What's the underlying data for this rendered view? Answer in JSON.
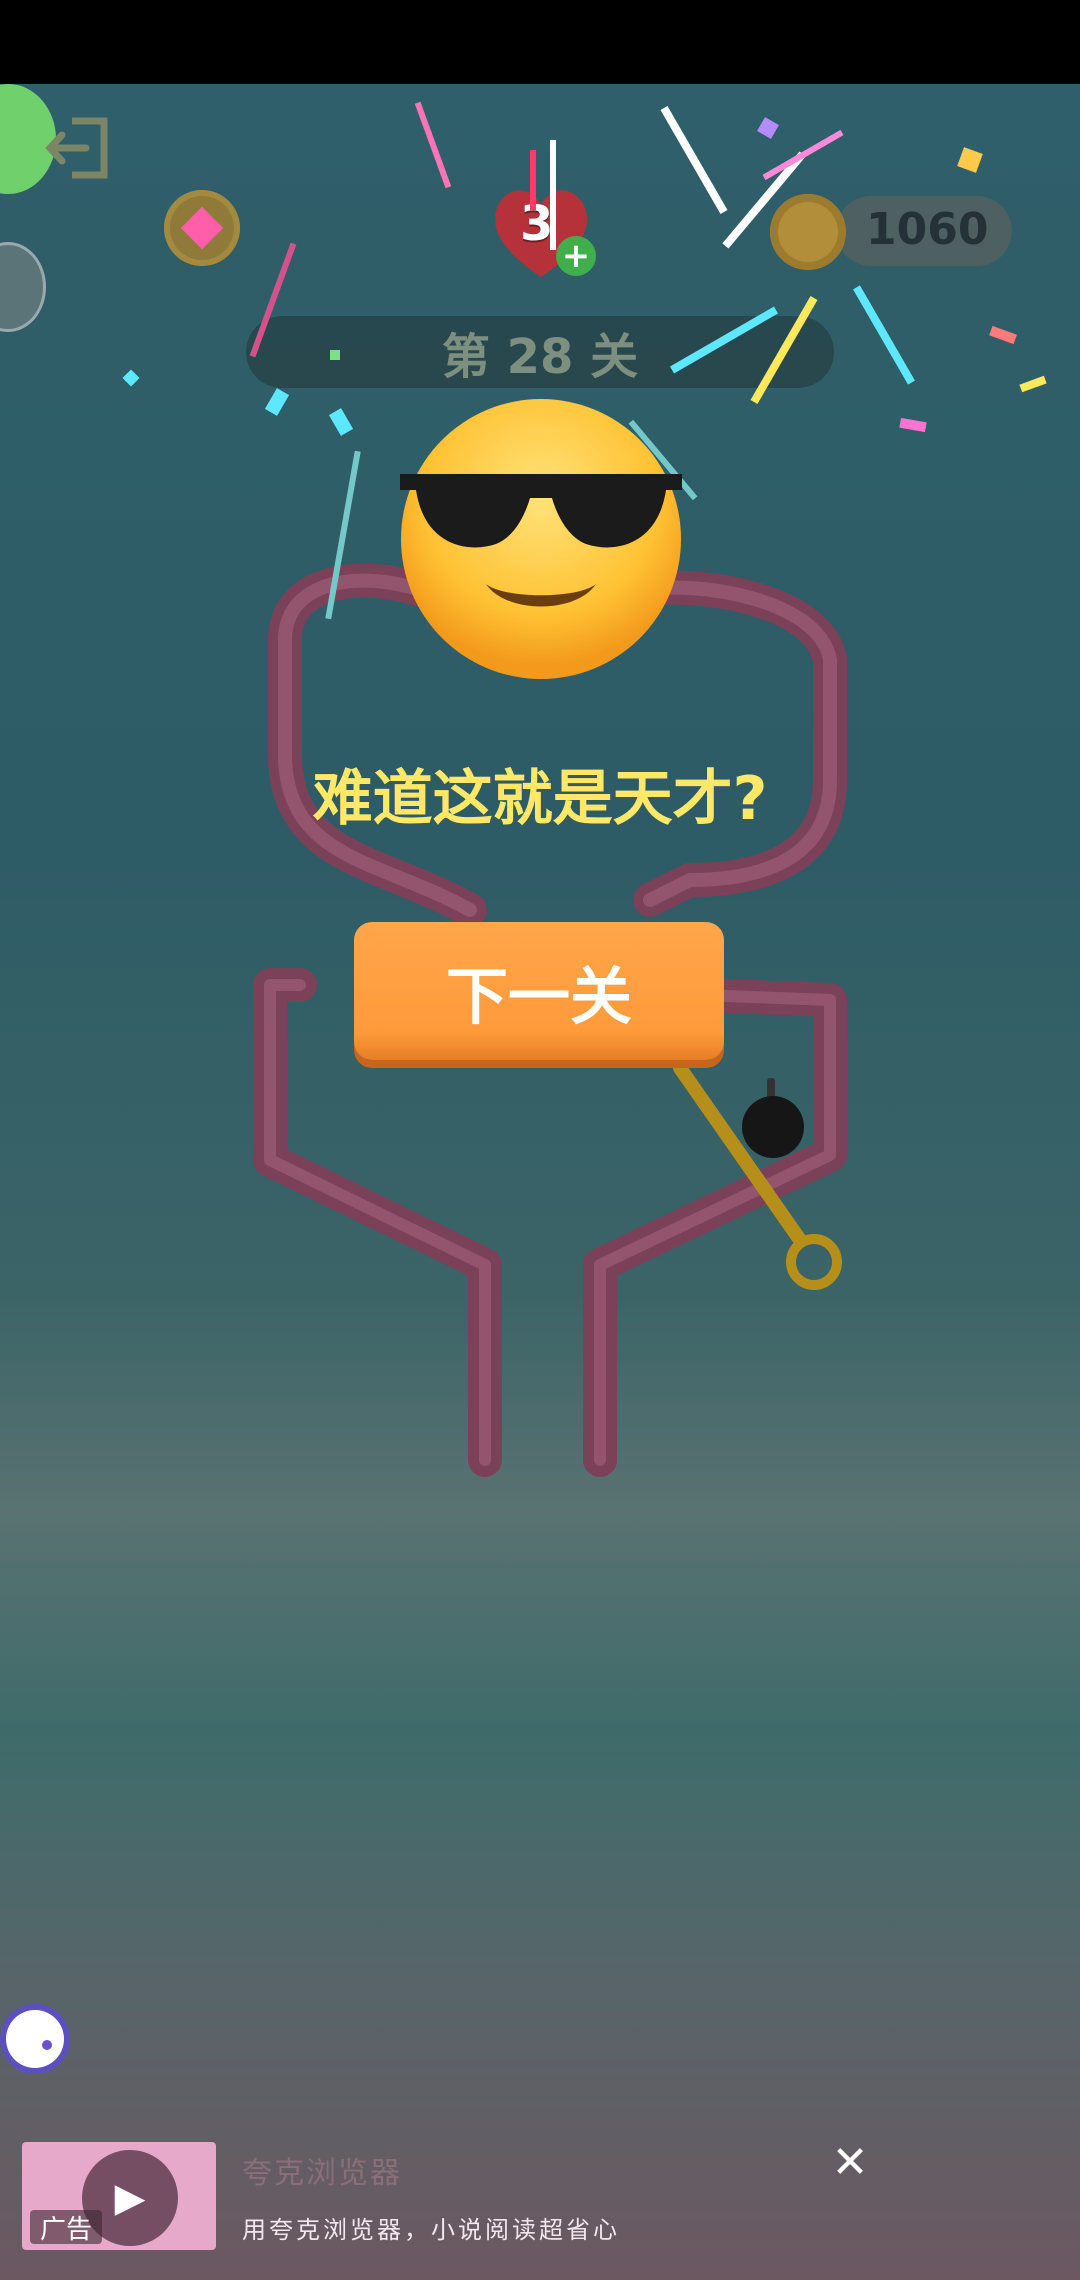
{
  "hud": {
    "exit_icon": "exit-icon",
    "gem_icon": "gem-icon",
    "lives": "3",
    "lives_plus": "+",
    "coins": "1060",
    "level_title": "第 28 关"
  },
  "result": {
    "emoji": "sunglasses-face",
    "message": "难道这就是天才?",
    "next_button": "下一关"
  },
  "ad": {
    "tag": "广告",
    "title": "夸克浏览器",
    "description": "用夸克浏览器，小说阅读超省心",
    "close": "✕"
  },
  "colors": {
    "accent_button": "#ff9f44",
    "message_text": "#ffe867",
    "pipe": "#8a4a62",
    "pin": "#b68f1a"
  }
}
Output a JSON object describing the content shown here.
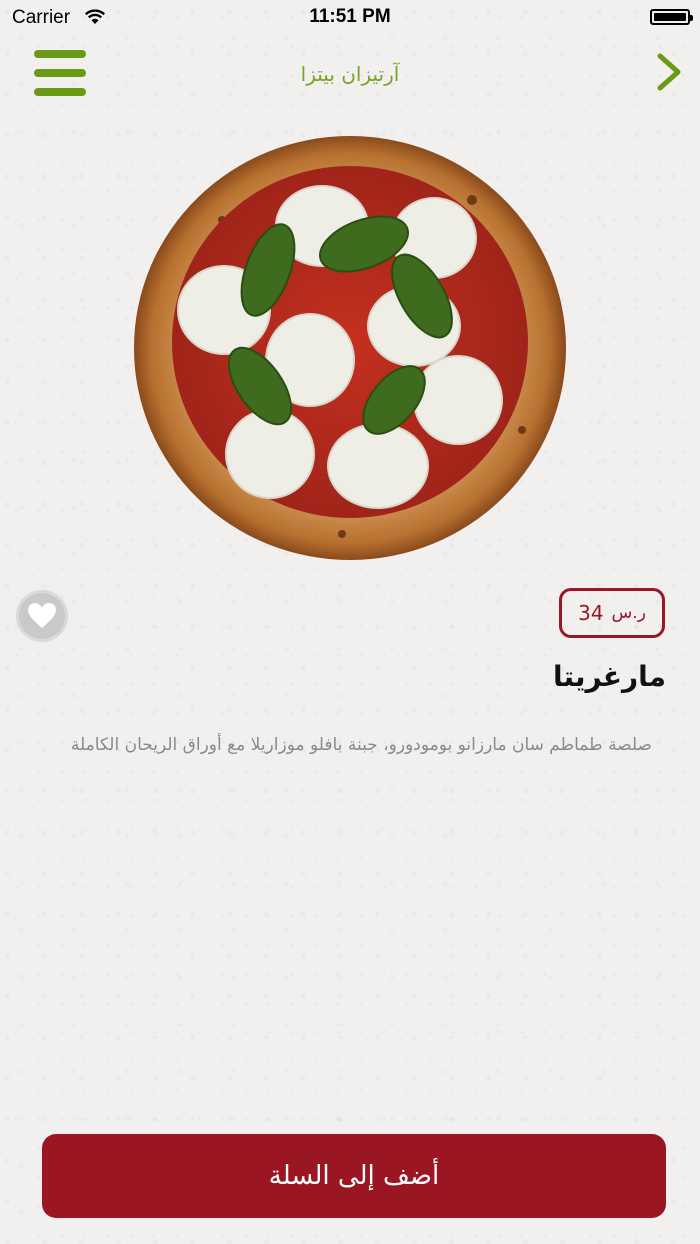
{
  "status_bar": {
    "carrier": "Carrier",
    "time": "11:51 PM"
  },
  "nav": {
    "title": "آرتيزان بيتزا",
    "menu_icon": "hamburger-menu-icon",
    "back_icon": "chevron-right-icon",
    "accent_color": "#6a9a15"
  },
  "product": {
    "image": "pizza-margherita-image",
    "price_value": "34",
    "price_currency": "ر.س",
    "name": "مارغريتا",
    "description": "صلصة طماطم سان مارزانو بومودورو، جبنة بافلو موزاريلا مع أوراق الريحان الكاملة",
    "favorite_icon": "heart-icon"
  },
  "actions": {
    "add_to_cart_label": "أضف إلى السلة",
    "button_color": "#9b1623"
  }
}
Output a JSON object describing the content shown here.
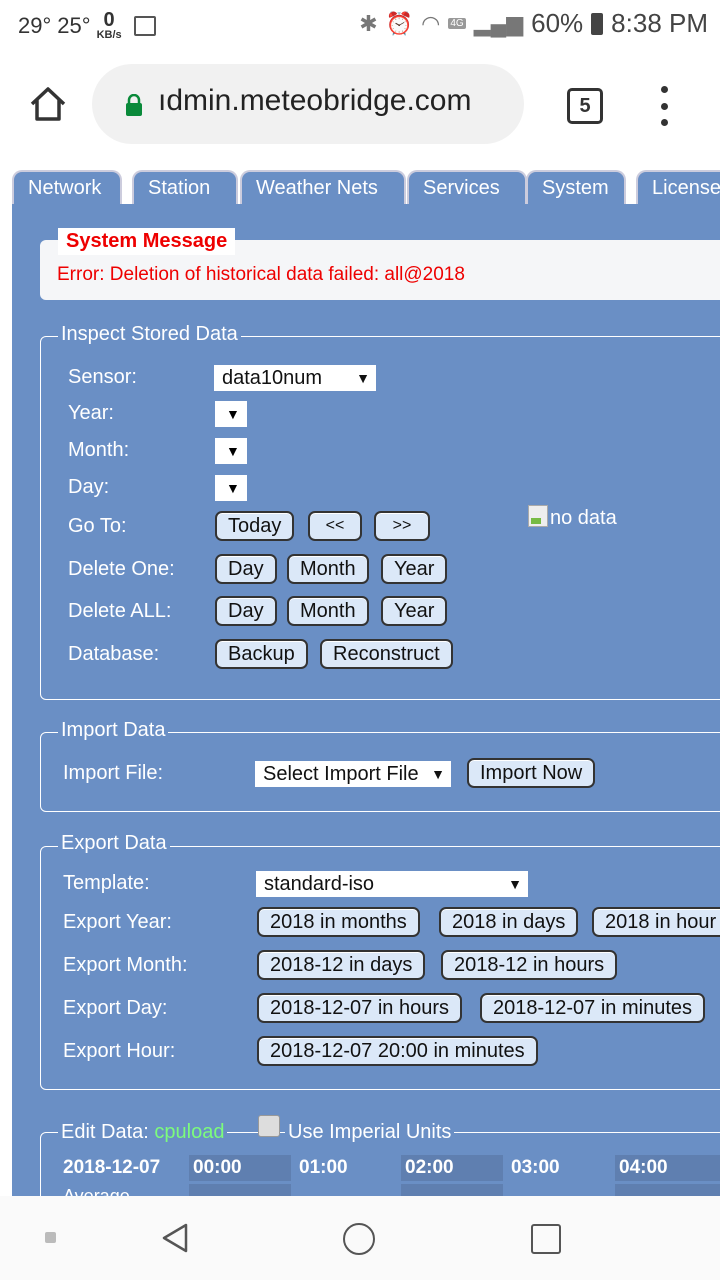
{
  "status_bar": {
    "temp1": "29°",
    "temp2": "25°",
    "speed_value": "0",
    "speed_unit": "KB/s",
    "battery": "60%",
    "time": "8:38 PM",
    "network": "4G"
  },
  "browser": {
    "url": "ıdmin.meteobridge.com",
    "tab_count": "5"
  },
  "tabs": [
    "Network",
    "Station",
    "Weather Nets",
    "Services",
    "System",
    "License"
  ],
  "system_message": {
    "title": "System Message",
    "text": "Error: Deletion of historical data failed: all@2018"
  },
  "inspect": {
    "legend": "Inspect Stored Data",
    "sensor_label": "Sensor:",
    "sensor_value": "data10num",
    "year_label": "Year:",
    "month_label": "Month:",
    "day_label": "Day:",
    "goto_label": "Go To:",
    "goto_buttons": [
      "Today",
      "<<",
      ">>"
    ],
    "delete_one_label": "Delete One:",
    "delete_one_buttons": [
      "Day",
      "Month",
      "Year"
    ],
    "delete_all_label": "Delete ALL:",
    "delete_all_buttons": [
      "Day",
      "Month",
      "Year"
    ],
    "database_label": "Database:",
    "database_buttons": [
      "Backup",
      "Reconstruct"
    ],
    "no_data": "no data"
  },
  "import": {
    "legend": "Import Data",
    "file_label": "Import File:",
    "file_select": "Select Import File",
    "import_button": "Import Now"
  },
  "export": {
    "legend": "Export Data",
    "template_label": "Template:",
    "template_value": "standard-iso",
    "year_label": "Export Year:",
    "year_buttons": [
      "2018 in months",
      "2018 in days",
      "2018 in hour"
    ],
    "month_label": "Export Month:",
    "month_buttons": [
      "2018-12 in days",
      "2018-12 in hours"
    ],
    "day_label": "Export Day:",
    "day_buttons": [
      "2018-12-07 in hours",
      "2018-12-07 in minutes"
    ],
    "hour_label": "Export Hour:",
    "hour_buttons": [
      "2018-12-07 20:00 in minutes"
    ]
  },
  "edit": {
    "legend": "Edit Data:",
    "sensor": "cpuload",
    "imperial_label": "Use Imperial Units",
    "date": "2018-12-07",
    "hours": [
      "00:00",
      "01:00",
      "02:00",
      "03:00",
      "04:00"
    ],
    "row_label": "Average"
  },
  "colors": {
    "panel": "#6a8fc5",
    "button": "#dbe8f8",
    "error": "#e00000",
    "sensor_link": "#7cfc7c"
  }
}
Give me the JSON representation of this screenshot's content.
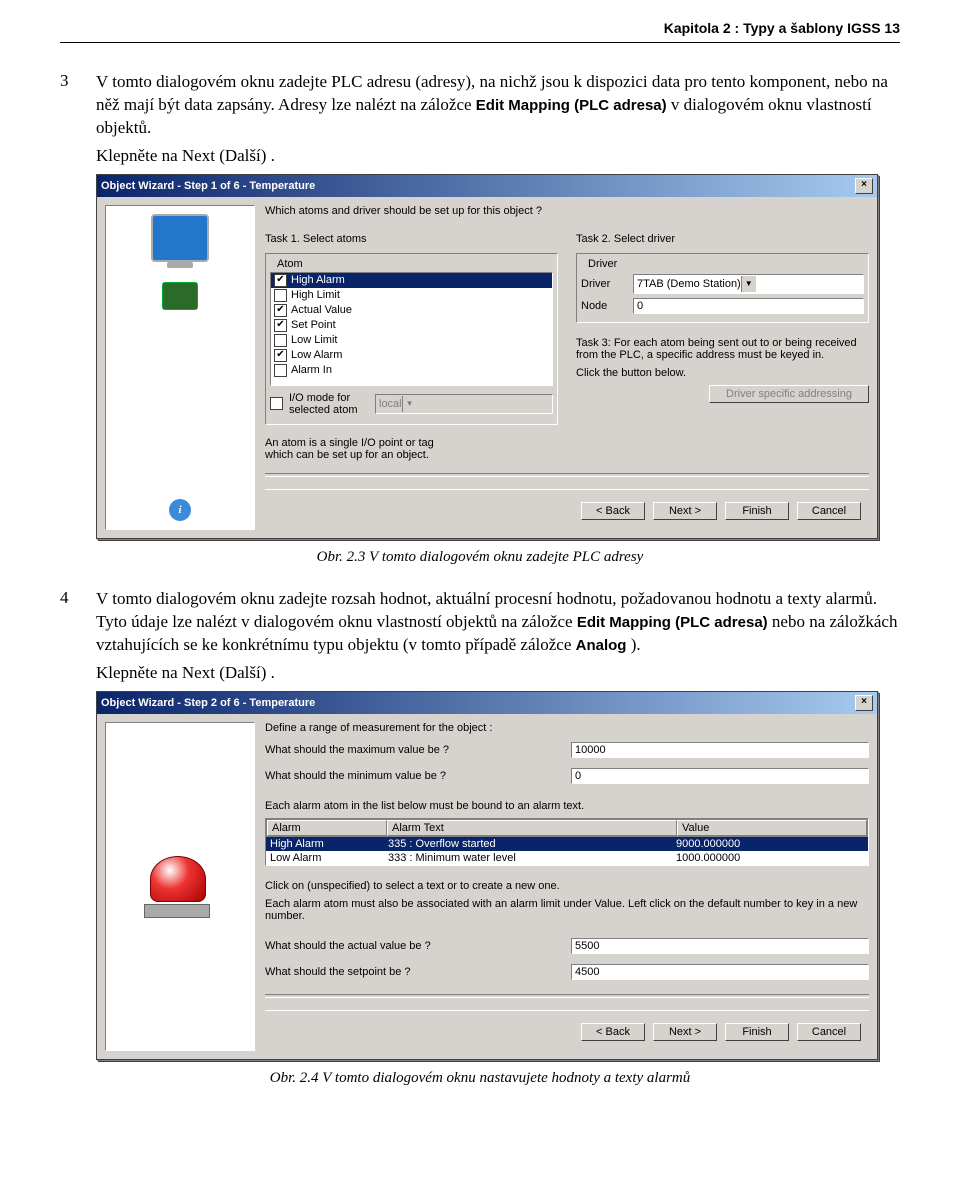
{
  "header": "Kapitola 2 : Typy a šablony IGSS   13",
  "step3": {
    "no": "3",
    "text_a": "V tomto dialogovém oknu zadejte PLC adresu (adresy), na nichž jsou k dispozici data pro tento komponent, nebo na něž mají být data zapsány. Adresy lze nalézt na záložce ",
    "bold1": "Edit Mapping (PLC adresa)",
    "text_b": " v dialogovém oknu vlastností objektů.",
    "click_a": "Klepněte na ",
    "click_b": "Next (Další)",
    "click_c": "."
  },
  "dlg1": {
    "title": "Object Wizard - Step 1 of 6 - Temperature",
    "prompt": "Which atoms and driver should be set up for this object ?",
    "task1": "Task 1. Select atoms",
    "task2": "Task 2. Select driver",
    "group_atom": "Atom",
    "group_driver": "Driver",
    "atoms": [
      {
        "label": "High Alarm",
        "checked": true,
        "sel": true
      },
      {
        "label": "High Limit",
        "checked": false
      },
      {
        "label": "Actual Value",
        "checked": true
      },
      {
        "label": "Set Point",
        "checked": true
      },
      {
        "label": "Low Limit",
        "checked": false
      },
      {
        "label": "Low Alarm",
        "checked": true
      },
      {
        "label": "Alarm In",
        "checked": false
      }
    ],
    "driver_label": "Driver",
    "driver_value": "7TAB (Demo Station)",
    "node_label": "Node",
    "node_value": "0",
    "task3": "Task 3: For each atom being sent out to or being received from the PLC, a specific address must be keyed in.",
    "click_below": "Click the button below.",
    "dsa_button": "Driver specific addressing",
    "io_mode": "I/O mode for selected atom",
    "io_value": "local",
    "hint": "An atom is a single I/O point or tag which can be set up for an object.",
    "btn_back": "< Back",
    "btn_next": "Next >",
    "btn_finish": "Finish",
    "btn_cancel": "Cancel"
  },
  "caption1": "Obr. 2.3  V tomto dialogovém oknu zadejte PLC adresy",
  "step4": {
    "no": "4",
    "text_a": "V tomto dialogovém oknu zadejte rozsah hodnot, aktuální procesní hodnotu, požadovanou hodnotu a texty alarmů. Tyto údaje lze nalézt v dialogovém oknu vlastností objektů na záložce ",
    "bold1": "Edit Mapping (PLC adresa)",
    "text_b": " nebo na záložkách vztahujících se ke konkrétnímu typu objektu (v tomto případě záložce ",
    "bold2": "Analog",
    "text_c": ").",
    "click_a": "Klepněte na ",
    "click_b": "Next (Další)",
    "click_c": "."
  },
  "dlg2": {
    "title": "Object Wizard - Step 2 of 6 - Temperature",
    "line1": "Define a range of measurement for the object :",
    "max_q": "What should the maximum value be ?",
    "max_v": "10000",
    "min_q": "What should the minimum value be ?",
    "min_v": "0",
    "line2": "Each alarm atom in the list below must be bound to an alarm text.",
    "th_alarm": "Alarm",
    "th_text": "Alarm Text",
    "th_value": "Value",
    "rows": [
      {
        "alarm": "High Alarm",
        "text": "335 : Overflow started",
        "value": "9000.000000",
        "sel": true
      },
      {
        "alarm": "Low Alarm",
        "text": "333 : Minimum water level",
        "value": "1000.000000"
      }
    ],
    "line3": "Click on (unspecified) to select a text or to create a new one.",
    "line4": "Each alarm atom must also be associated with an alarm limit under Value. Left click on the default number to key in a new number.",
    "actual_q": "What should the actual value be ?",
    "actual_v": "5500",
    "sp_q": "What should the setpoint be ?",
    "sp_v": "4500",
    "btn_back": "< Back",
    "btn_next": "Next >",
    "btn_finish": "Finish",
    "btn_cancel": "Cancel"
  },
  "caption2": "Obr. 2.4  V tomto dialogovém oknu nastavujete hodnoty a texty alarmů"
}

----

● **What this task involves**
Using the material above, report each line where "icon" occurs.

● **Response box**
    "exit_icon": "exit-icon",
    "gem_icon": "gem-icon",
    "menu_icon": "hamburger-menu-icon",
    "back_icon": "chevron-right-icon",
    "favorite_icon": "heart-icon"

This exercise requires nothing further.